Some of the students feel bad for what they put Carrie White for, and pity the cruelty that Carrie has suffered. The most notable student in this regard was Sue Snell, who decides that she needs to atone for the things that she has done. She arranges with her boyfriend, Tommy Ross , to take Carrie as his date to the Prom. He goes along with it, neither having any ill-intent at hear. However, there are other students that resent Carrie for what went down in the locker rooms, most notorious of the lot is Christine Hargensen, who is very popular and has many followers who will do her bidding gladly, including her new dodgy boyfriend, Billy Nolan.

Carrie is astounded and excited for the Prom, and even endures the terrible fights with her mother over the fact that she has decided to go. Carrie has been practising her telekinetic abilities, and is getting much more efficient about controlling them. Some of the teachers are worried that something may happen at the Prom seeing as the incident in the locker rooms with Carrie concluded with Chris being restricted from going, and her very influential lawyer father did nothing more to get her to go after a showdown between the man and Mr Grayle, the principal. Prom Night is almost upon them, and her excitement is almost palpable. It is Carrie’s one night of normality, of not being the odd one out.

Will Carrie have her glorious night out, or will something happen at the Prom as some of the teachers are dreading? If something happens, will Carrie be able to handle the final humiliation, or will she splinter and crack? What will happen at the Prom on this evening where everything is only just hanging in the balance?

GRADE 7.5The book was a fantastic read, and for a first book to be published for an author it was amazing. Knowing that this is what Stephen King started with it is little wonder that he progressed as he did, he has a brilliant mind. I really enjoyed the style of writing and layout for this book, what with the story interwoven between the “accounts” of what went down on Prom Night, the research that went into the telekinetic phenomenon, the court transcripts as well as Carrie White herself. I thought the tale that King told was an incredibly sad one, and executed brilliantly. The story is not a long one, and can be read reasonably quickly.

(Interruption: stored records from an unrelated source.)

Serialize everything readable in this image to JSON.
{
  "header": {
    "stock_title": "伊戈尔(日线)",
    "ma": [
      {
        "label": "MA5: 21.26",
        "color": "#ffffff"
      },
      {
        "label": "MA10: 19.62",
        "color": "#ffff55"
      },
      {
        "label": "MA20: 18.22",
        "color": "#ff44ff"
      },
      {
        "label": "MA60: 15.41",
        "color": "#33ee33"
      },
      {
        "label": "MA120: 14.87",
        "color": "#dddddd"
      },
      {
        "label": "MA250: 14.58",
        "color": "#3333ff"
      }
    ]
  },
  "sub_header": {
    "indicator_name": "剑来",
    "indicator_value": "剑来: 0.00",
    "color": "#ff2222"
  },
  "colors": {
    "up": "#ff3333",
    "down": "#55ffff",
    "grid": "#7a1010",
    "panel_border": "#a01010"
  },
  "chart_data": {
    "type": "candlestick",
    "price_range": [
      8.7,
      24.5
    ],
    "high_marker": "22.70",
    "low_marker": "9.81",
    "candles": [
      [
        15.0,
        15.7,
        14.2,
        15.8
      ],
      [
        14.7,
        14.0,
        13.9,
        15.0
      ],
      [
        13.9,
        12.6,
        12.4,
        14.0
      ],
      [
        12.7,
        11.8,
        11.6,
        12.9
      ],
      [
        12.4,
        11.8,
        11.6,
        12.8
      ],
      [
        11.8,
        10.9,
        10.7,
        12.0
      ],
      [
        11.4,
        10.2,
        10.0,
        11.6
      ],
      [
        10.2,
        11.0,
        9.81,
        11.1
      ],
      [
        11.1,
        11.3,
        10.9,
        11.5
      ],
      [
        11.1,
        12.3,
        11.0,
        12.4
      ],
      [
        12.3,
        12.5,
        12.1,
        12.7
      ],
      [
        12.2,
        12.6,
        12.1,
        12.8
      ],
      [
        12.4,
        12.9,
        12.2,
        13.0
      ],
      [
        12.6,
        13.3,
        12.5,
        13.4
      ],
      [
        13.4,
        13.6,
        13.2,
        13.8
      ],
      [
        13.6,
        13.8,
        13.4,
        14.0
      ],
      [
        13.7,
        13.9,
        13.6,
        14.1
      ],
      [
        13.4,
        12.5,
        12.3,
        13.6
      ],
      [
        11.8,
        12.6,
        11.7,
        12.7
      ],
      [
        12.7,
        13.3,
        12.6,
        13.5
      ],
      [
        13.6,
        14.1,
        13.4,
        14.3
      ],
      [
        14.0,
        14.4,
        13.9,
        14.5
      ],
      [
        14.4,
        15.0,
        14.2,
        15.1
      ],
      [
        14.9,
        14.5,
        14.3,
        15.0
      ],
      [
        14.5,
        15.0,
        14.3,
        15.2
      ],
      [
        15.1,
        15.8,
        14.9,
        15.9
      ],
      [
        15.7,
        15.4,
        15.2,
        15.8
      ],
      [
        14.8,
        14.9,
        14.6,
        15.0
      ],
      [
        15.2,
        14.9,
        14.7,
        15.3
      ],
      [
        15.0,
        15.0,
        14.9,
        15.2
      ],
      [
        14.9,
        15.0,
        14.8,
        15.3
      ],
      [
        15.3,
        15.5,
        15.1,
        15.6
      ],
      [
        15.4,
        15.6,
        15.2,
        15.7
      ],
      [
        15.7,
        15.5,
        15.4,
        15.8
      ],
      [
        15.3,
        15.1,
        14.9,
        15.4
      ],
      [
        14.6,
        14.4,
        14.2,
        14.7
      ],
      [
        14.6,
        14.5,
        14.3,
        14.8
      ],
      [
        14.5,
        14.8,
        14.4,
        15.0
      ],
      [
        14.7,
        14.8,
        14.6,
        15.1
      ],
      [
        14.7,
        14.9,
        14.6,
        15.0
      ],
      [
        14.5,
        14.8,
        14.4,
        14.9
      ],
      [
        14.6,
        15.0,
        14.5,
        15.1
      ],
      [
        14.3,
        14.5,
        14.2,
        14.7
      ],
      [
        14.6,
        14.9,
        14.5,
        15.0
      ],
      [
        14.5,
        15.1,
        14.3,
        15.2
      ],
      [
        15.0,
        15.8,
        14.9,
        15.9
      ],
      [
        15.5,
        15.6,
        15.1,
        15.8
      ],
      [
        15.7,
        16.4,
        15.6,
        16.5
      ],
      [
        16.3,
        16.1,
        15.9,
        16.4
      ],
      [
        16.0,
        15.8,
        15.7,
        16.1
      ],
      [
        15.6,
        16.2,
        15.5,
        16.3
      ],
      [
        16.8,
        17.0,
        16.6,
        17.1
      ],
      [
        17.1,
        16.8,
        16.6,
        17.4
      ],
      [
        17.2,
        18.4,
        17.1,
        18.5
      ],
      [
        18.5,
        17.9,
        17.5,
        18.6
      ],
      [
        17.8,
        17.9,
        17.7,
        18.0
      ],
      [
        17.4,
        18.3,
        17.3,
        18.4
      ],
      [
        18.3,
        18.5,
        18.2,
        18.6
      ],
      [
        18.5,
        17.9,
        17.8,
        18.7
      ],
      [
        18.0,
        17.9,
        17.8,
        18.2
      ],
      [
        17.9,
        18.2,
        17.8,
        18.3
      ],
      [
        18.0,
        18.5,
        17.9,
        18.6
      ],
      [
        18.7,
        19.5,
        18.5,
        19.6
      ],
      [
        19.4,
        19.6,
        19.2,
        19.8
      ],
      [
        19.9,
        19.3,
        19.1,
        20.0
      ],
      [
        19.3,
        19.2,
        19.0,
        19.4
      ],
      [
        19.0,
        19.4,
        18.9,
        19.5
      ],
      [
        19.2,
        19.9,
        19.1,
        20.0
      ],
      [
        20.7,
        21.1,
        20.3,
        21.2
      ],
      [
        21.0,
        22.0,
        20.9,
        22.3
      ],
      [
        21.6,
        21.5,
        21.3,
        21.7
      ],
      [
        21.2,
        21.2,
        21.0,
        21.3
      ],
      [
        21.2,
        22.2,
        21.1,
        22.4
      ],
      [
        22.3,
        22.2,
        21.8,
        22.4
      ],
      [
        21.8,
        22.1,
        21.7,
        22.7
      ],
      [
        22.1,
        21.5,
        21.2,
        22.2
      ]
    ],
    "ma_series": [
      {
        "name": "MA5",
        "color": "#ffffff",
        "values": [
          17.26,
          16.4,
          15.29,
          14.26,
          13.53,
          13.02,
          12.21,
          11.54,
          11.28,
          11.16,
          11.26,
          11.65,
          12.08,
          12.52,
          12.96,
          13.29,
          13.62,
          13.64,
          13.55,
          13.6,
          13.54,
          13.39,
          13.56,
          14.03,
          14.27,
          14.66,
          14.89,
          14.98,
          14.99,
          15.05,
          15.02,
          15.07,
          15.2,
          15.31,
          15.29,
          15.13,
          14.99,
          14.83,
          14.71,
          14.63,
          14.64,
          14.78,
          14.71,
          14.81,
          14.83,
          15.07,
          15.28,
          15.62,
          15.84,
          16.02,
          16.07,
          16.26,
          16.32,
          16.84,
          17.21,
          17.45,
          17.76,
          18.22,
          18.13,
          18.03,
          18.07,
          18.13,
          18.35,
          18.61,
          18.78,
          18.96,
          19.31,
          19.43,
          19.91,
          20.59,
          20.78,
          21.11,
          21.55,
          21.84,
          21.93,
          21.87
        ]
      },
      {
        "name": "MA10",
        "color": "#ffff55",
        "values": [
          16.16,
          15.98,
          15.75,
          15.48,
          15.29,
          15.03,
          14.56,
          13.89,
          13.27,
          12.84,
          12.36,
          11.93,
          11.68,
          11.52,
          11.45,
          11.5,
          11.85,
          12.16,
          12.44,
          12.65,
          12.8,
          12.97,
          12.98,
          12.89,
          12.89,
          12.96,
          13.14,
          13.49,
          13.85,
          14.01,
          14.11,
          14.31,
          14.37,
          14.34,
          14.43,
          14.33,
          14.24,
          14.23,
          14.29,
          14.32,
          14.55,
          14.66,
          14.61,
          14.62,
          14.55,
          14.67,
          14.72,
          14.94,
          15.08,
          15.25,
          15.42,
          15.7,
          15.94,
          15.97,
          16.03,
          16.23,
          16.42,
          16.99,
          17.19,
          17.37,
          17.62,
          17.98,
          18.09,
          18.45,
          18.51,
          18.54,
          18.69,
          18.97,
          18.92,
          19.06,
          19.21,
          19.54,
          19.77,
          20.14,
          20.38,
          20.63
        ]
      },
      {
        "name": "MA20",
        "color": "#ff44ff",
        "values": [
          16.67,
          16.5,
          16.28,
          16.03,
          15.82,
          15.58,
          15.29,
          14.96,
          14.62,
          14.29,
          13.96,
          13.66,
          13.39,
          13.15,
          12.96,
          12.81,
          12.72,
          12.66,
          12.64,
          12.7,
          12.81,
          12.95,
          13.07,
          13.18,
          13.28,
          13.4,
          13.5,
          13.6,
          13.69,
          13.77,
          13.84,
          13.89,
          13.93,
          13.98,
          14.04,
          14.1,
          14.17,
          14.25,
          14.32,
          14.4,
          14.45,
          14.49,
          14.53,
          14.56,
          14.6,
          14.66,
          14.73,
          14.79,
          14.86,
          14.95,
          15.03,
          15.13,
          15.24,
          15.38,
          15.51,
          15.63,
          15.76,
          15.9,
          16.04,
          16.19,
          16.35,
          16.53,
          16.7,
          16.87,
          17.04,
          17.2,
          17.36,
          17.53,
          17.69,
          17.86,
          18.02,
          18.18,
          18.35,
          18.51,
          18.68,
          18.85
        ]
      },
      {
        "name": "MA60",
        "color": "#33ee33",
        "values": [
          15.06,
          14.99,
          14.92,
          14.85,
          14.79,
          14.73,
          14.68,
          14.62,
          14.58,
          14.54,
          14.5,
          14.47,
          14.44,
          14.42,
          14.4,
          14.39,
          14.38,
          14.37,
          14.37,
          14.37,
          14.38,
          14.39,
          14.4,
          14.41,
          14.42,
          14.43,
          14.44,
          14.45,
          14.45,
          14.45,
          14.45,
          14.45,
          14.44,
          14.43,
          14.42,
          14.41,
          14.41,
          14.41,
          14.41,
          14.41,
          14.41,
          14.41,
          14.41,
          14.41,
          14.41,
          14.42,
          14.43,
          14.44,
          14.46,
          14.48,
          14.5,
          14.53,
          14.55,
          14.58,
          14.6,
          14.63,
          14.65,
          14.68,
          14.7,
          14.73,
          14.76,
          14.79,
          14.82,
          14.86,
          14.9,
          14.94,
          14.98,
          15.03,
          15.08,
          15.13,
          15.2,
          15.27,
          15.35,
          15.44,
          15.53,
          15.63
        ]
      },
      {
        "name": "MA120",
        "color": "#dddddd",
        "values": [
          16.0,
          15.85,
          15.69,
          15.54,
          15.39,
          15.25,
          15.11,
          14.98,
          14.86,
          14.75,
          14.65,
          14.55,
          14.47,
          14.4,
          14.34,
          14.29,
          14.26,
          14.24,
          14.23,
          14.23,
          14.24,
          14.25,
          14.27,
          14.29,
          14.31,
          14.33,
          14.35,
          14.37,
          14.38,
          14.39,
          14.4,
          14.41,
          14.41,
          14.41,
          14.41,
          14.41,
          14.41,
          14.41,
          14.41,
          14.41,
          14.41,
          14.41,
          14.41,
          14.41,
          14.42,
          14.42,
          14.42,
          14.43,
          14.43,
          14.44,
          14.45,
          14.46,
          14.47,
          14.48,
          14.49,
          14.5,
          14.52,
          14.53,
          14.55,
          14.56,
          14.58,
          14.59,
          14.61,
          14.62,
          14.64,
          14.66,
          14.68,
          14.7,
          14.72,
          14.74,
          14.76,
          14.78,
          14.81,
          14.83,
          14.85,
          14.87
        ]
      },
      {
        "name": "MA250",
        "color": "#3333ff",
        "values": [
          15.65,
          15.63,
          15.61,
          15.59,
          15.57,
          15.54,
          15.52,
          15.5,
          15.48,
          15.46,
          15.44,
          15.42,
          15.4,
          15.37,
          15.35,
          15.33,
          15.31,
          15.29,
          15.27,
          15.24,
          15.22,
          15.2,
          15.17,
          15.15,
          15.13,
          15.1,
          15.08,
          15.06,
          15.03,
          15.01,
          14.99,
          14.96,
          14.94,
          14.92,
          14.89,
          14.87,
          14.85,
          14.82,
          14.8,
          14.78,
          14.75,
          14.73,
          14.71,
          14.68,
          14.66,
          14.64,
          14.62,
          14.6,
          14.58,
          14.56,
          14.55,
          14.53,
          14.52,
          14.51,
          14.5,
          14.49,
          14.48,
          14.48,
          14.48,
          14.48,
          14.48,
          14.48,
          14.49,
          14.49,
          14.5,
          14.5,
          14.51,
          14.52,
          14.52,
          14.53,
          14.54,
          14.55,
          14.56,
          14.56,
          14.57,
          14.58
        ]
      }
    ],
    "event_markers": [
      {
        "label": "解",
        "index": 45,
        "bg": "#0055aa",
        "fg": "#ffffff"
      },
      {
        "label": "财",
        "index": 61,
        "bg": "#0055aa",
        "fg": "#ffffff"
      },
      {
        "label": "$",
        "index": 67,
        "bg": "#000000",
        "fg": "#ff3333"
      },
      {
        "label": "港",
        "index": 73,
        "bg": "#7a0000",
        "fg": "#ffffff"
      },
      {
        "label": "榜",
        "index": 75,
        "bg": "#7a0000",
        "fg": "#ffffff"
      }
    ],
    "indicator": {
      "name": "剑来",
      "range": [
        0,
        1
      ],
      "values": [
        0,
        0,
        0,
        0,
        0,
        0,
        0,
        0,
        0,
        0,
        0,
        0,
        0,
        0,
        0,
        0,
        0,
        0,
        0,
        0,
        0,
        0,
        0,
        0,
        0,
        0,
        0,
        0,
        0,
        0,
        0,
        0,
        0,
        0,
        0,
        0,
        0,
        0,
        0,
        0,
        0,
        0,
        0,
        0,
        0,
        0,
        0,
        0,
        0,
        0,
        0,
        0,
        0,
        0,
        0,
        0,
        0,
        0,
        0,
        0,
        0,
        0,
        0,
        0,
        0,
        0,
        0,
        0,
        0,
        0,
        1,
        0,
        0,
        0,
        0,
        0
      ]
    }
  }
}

If you are not familiar with King’s work, this is a decent place to start and decide. I thought it was very good, and it is not the first time that I am reading the story,